The higher minimums passed by 29 states along with the District of Columbia and nearly two dozen cities and counties include a minimum of $7.50 in New Mexico to $11.50 in D.C., according to the U.S. Department of Labor's Wage and Hour Division. These states encompass 61% of the working-age or employees who are 16 and older population, according to the Pew Research's analysis of U.S. Census Bureau data. Chicago will increase the hourly rate to $13 by 2019, and San Diego will boost its rate to $11.50 by 2017, according to the National Employment Law Project, Drew DeSilver, a senior writer at Pew Research Center, wrote in an analysis. These cities are part of a nationwide trend which have focused on the benefits of increasing minimum wages since the federal minimum wage has not changed from $7.25 an hour since 2009.

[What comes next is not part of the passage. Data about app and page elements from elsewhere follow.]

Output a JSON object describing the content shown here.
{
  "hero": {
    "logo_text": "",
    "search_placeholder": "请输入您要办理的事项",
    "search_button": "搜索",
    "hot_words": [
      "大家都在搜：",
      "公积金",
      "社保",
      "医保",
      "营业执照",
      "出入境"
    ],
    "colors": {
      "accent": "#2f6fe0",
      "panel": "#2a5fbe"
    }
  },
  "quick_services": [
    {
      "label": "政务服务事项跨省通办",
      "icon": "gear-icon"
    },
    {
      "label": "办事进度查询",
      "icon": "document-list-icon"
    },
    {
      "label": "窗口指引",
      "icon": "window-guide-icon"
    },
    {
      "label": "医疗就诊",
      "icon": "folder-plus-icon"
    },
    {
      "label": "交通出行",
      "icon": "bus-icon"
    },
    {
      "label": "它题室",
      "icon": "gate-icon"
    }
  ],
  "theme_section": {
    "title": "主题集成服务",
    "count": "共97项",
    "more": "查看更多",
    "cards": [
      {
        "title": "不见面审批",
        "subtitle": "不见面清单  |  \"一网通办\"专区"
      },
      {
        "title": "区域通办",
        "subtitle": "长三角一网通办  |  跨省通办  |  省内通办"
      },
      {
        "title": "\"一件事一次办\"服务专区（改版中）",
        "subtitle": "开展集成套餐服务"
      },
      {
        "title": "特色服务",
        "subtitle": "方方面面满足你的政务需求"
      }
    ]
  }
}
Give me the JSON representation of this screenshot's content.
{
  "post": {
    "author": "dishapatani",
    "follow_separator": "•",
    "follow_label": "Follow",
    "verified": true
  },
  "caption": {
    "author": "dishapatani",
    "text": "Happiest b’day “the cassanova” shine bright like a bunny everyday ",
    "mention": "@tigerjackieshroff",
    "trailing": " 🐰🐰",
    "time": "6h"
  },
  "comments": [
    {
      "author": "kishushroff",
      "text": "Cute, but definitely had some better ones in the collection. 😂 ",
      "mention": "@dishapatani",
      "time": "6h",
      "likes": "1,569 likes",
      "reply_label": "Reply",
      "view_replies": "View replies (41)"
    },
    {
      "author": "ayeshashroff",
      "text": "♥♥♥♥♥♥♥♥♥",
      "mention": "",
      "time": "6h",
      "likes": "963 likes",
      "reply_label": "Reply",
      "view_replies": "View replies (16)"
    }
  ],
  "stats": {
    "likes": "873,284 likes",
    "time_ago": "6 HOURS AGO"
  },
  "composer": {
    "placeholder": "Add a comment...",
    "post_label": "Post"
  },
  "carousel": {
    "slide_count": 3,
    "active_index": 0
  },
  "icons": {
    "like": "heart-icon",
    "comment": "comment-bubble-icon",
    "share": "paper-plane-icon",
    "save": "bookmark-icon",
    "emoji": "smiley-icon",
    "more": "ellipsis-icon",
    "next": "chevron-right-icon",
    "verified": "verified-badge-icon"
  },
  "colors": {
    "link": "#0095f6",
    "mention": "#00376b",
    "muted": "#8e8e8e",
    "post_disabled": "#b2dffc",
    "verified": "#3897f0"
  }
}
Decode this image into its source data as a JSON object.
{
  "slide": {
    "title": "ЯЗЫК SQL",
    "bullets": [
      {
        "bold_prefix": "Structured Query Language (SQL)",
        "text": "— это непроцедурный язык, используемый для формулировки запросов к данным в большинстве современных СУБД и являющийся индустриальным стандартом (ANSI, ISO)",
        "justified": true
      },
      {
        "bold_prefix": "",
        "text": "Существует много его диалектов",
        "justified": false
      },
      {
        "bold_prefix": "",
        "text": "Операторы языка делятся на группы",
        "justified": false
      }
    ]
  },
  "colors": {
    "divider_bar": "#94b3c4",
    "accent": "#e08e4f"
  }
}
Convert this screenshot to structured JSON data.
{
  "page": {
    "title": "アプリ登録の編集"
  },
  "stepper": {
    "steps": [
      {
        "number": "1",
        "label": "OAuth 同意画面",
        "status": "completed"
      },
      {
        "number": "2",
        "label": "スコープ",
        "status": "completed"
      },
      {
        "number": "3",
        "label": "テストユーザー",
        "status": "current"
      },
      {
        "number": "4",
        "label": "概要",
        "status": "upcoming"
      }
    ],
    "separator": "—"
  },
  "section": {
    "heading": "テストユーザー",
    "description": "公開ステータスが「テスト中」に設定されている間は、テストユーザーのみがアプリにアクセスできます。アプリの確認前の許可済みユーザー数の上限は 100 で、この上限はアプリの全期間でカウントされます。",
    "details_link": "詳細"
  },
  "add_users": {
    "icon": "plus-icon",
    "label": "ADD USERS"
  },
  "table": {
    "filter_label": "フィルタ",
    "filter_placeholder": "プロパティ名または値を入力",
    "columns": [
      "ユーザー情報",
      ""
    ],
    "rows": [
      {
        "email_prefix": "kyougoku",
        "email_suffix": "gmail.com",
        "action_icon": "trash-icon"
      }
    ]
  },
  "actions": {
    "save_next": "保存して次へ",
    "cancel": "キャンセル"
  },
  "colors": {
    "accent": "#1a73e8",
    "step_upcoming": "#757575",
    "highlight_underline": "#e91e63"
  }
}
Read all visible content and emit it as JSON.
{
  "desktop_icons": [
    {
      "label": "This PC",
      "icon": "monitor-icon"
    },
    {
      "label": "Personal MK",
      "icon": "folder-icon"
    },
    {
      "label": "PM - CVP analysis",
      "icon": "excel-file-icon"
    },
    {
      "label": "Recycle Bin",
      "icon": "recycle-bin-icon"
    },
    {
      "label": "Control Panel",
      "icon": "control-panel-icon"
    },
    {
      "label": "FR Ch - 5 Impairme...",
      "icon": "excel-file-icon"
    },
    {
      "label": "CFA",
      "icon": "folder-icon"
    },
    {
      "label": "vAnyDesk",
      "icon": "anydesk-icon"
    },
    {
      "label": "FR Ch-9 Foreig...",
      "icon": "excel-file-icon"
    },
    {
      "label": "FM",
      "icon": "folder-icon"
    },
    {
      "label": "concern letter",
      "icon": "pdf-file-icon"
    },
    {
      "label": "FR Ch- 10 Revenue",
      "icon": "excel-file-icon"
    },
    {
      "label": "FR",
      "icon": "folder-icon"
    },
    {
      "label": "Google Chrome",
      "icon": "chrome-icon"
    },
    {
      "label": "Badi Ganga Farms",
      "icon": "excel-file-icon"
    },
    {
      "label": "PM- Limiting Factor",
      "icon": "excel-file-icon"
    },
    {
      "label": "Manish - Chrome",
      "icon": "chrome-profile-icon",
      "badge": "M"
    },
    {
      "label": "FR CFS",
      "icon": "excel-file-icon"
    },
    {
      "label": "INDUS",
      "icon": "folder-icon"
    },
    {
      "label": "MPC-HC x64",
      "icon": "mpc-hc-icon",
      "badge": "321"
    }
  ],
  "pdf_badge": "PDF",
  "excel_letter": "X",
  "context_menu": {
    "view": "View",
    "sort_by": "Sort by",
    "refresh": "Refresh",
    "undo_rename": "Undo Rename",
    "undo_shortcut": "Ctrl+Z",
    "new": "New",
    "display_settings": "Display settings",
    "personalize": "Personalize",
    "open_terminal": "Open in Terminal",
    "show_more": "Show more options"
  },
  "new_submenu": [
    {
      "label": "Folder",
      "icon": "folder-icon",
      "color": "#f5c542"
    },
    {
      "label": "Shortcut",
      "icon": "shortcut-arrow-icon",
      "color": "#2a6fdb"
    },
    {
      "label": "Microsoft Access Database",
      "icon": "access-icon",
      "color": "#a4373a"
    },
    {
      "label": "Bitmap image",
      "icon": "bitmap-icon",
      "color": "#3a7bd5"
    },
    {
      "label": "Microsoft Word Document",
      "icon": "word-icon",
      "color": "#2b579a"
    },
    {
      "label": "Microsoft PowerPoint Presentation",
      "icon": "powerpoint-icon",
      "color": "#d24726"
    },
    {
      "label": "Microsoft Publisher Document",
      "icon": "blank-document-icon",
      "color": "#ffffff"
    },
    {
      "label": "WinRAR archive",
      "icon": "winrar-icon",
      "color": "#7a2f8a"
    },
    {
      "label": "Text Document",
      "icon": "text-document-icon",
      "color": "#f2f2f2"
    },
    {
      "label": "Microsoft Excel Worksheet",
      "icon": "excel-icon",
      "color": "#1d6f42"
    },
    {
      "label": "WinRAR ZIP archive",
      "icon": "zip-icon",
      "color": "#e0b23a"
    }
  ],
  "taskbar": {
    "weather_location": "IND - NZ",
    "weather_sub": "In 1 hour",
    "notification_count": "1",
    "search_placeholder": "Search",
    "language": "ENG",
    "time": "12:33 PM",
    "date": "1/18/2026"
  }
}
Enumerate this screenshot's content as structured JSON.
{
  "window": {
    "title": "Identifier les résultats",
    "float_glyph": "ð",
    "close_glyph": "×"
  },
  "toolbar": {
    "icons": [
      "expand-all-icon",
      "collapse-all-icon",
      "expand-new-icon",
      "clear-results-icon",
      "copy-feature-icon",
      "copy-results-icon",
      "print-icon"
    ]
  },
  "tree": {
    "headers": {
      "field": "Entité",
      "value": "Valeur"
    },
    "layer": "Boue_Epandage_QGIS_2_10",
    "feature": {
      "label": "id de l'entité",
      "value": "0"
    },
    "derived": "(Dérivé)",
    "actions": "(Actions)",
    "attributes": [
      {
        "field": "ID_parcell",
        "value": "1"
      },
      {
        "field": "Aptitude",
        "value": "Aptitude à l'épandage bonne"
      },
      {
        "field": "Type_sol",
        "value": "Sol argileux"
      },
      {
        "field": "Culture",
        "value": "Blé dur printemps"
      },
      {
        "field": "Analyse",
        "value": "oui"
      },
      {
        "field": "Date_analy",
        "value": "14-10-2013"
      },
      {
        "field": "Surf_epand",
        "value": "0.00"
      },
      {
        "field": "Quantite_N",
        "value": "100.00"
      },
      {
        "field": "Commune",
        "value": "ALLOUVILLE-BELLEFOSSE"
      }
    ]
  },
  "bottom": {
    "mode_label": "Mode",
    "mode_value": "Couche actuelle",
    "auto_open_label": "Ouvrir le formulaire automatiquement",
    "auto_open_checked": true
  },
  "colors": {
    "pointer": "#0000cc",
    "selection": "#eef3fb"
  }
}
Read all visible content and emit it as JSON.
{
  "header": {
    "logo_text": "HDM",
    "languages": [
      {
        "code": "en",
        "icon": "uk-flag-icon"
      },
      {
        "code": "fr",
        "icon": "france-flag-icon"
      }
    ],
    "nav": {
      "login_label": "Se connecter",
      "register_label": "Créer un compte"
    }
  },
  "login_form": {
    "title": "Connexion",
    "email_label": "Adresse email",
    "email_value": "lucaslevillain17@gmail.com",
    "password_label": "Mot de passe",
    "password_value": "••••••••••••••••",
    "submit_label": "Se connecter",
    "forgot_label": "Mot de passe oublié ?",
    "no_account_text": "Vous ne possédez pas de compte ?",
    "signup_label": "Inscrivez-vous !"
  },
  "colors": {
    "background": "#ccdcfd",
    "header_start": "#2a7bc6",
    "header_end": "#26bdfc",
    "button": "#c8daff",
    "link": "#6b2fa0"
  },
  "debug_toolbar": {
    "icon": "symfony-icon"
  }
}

Another group of 20.6 million people or 30% of all hourly, non-self-employed workers 18 and older are known as "near-minimum-wage" workers who earn over the minimum wage in their state but under $10.10 an hour, DeSilver said. An analysis of microdata from the Current Population Survey found that under 50% of them are 30 years old or younger, 76% are white and 54% are female with the majority or 56% have not obtained more than a high school degree and this group "would benefit if the federal minimum is raised" to $15, he wrote.

Consumers are most likely to bear the brunt of additional hikes as more cities and states will adopt this practice of raising the minimum wage, said Steven Gutierrez, a labor employment partner at Holland & Hart, Denver-based law firm.

"I like the widespread use of more states and cities taking their own measures to raise rates," he said. "The federal minimum wage is too low and it has not been amended with any frequency. It is appropriate for cities and states to take the issue into their own hands."

If the ceiling for minimum wage rates wind up being too high in certain cities or a particular market, then it could eliminate the mom and pop stores, giving large companies less competition, Gutierrez said.